A proposal that has gotten some grounding is repealing The Protection of Lawful Commerce in Arms Act and other individual laws that act to shield gun manufacturers and distributors from legal liability for any illegal actions committed using their products. Keep in mind, they still can be held responsible for any damages resulting from defective products, but again this does not apply to criminal activity involving the product.

By repealing this, candidates such as Booker hope to ensure that gun manufacturing companies can be held responsible for part of the gun violence epidemic.

In addition to increasing liability, a large goal for Democratic candidates in the race is to be able to regulate gun manufacturing and allow for the implementation of more safety systems in guns.

Red Flag Laws

A largely supported policy proposal, also being supported by current president and likely Republican nominee Donald Trump, red flag laws also known as extreme risk protection laws have been gaining traction.

Red flag laws would address the issue of “threats” being in possession of firearms. A red flag law would ask that close friends, family members, teachers, neighbors, and police officers report individuals that could potentially pose a serious risk or threat. In reporting them, a judge could then issue a demand to take all of the firearms owned by the individual.

This type of law is obviously a response to tragic situations like the Parkland shooting wherein multiple people had reported that the shooter was showing signs of being a danger and a threat.

Mayor Pete Buttigieg raises the point on his website that since roughly two-thirds of all gun deaths are suicides, red flag laws wherein individuals could report another individual as a threat to his or her self, as well as to others, would substantially reduce the risk of suicide by gun.

And More

Aside from the most prevalent ideas already stated, some candidates have distinguished themselves with certain proposals and policies.

Harris and Warren, as already mentioned, have vowed to use executive action to implement comprehensive gun safety legislation within their first 100 days. Some of this legislation includes the universal background checks, the assault weapons ban, and the repeal of liability immunity for gun manufacturers.

Warren in particular has a rather extreme goal, wanting to reduce the number of gun deaths in America by 80 percent within her presidency. With this goal in mind, Warren has conceded that “we might not know how to get all the way there yet.” But, she adds that her main focus as president will be on research and revision, believing it not enough to just pass legislation and hope for the best. Rather, she believes in passing a law, and constantly revisiting and expanding on the law, making up for any flaws they find as they update the law.

One thing Warren and others such as Sanders, O’Rourke, Harris, and Booker, want to do is tackle corruption in the government, especially in relation to the NRA’s lobbying efforts within Congress. These candidates and many others who push for gun control point to the NRA as the main force preventing any real efforts to curb gun violence.
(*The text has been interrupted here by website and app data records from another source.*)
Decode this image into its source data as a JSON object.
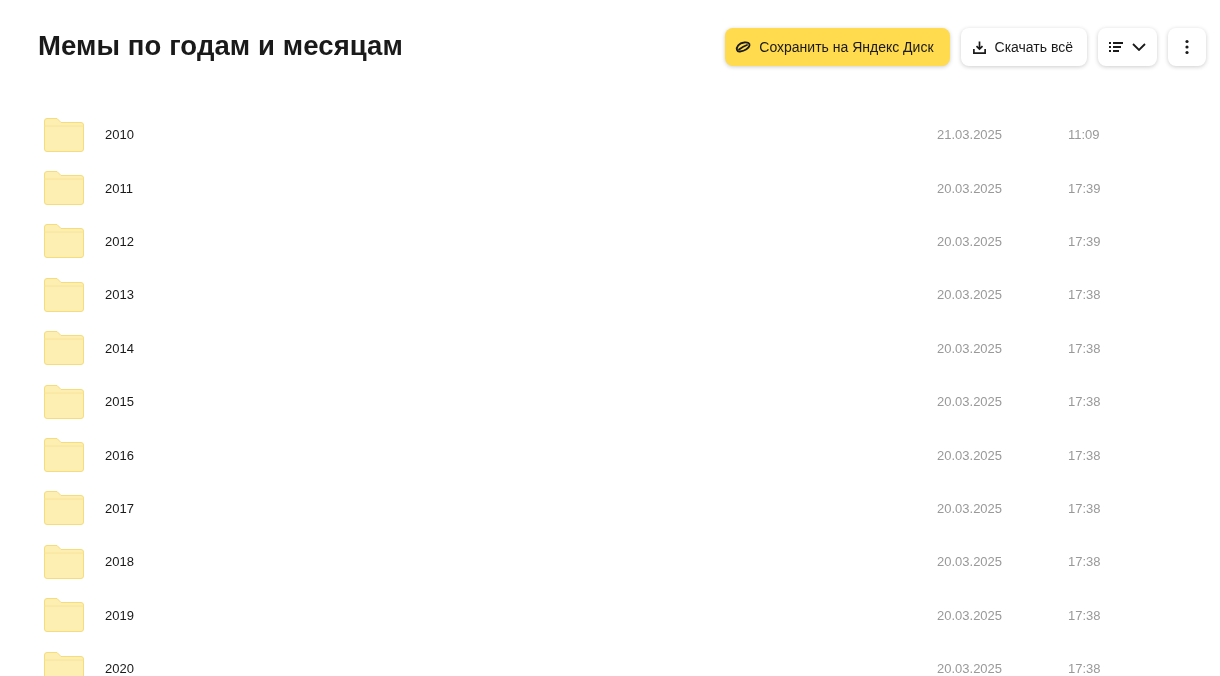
{
  "title": "Мемы по годам и месяцам",
  "toolbar": {
    "save_button": "Сохранить на Яндекс Диск",
    "download_button": "Скачать всё"
  },
  "files": [
    {
      "name": "2010",
      "date": "21.03.2025",
      "time": "11:09"
    },
    {
      "name": "2011",
      "date": "20.03.2025",
      "time": "17:39"
    },
    {
      "name": "2012",
      "date": "20.03.2025",
      "time": "17:39"
    },
    {
      "name": "2013",
      "date": "20.03.2025",
      "time": "17:38"
    },
    {
      "name": "2014",
      "date": "20.03.2025",
      "time": "17:38"
    },
    {
      "name": "2015",
      "date": "20.03.2025",
      "time": "17:38"
    },
    {
      "name": "2016",
      "date": "20.03.2025",
      "time": "17:38"
    },
    {
      "name": "2017",
      "date": "20.03.2025",
      "time": "17:38"
    },
    {
      "name": "2018",
      "date": "20.03.2025",
      "time": "17:38"
    },
    {
      "name": "2019",
      "date": "20.03.2025",
      "time": "17:38"
    },
    {
      "name": "2020",
      "date": "20.03.2025",
      "time": "17:38"
    }
  ]
}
These candidates also all agree on preventing gun trafficking, transporting firearms across state borders and circumventing state-specific gun laws.

Now, what does President Trump think? What is his stance? Not wanting to pursue gun control to any real degree, instead Trump has set his aim on violent media and mental illness in America, and contemplating ways to combat these issues he deems as the source of the gun violence. The only real legislation he has backed are the red flag laws mentioned previously.

After all of the big issues, some candidates have some smaller issues they want to look into. Biden wants to explore smart gun technology and potentially convert all firearms to this. Additionally, he wants to look into “ghost guns,” new untraceable firearms crafted using 3D-printing technology.

As the 2020 election approaches, candidates continue to build on and adapt their policies to match and diverge from their fellow candidates. The gun violence epidemic is one that most Americans agree needs some action, whatever that might be. Americans can only wait and see what plan wins out in the election.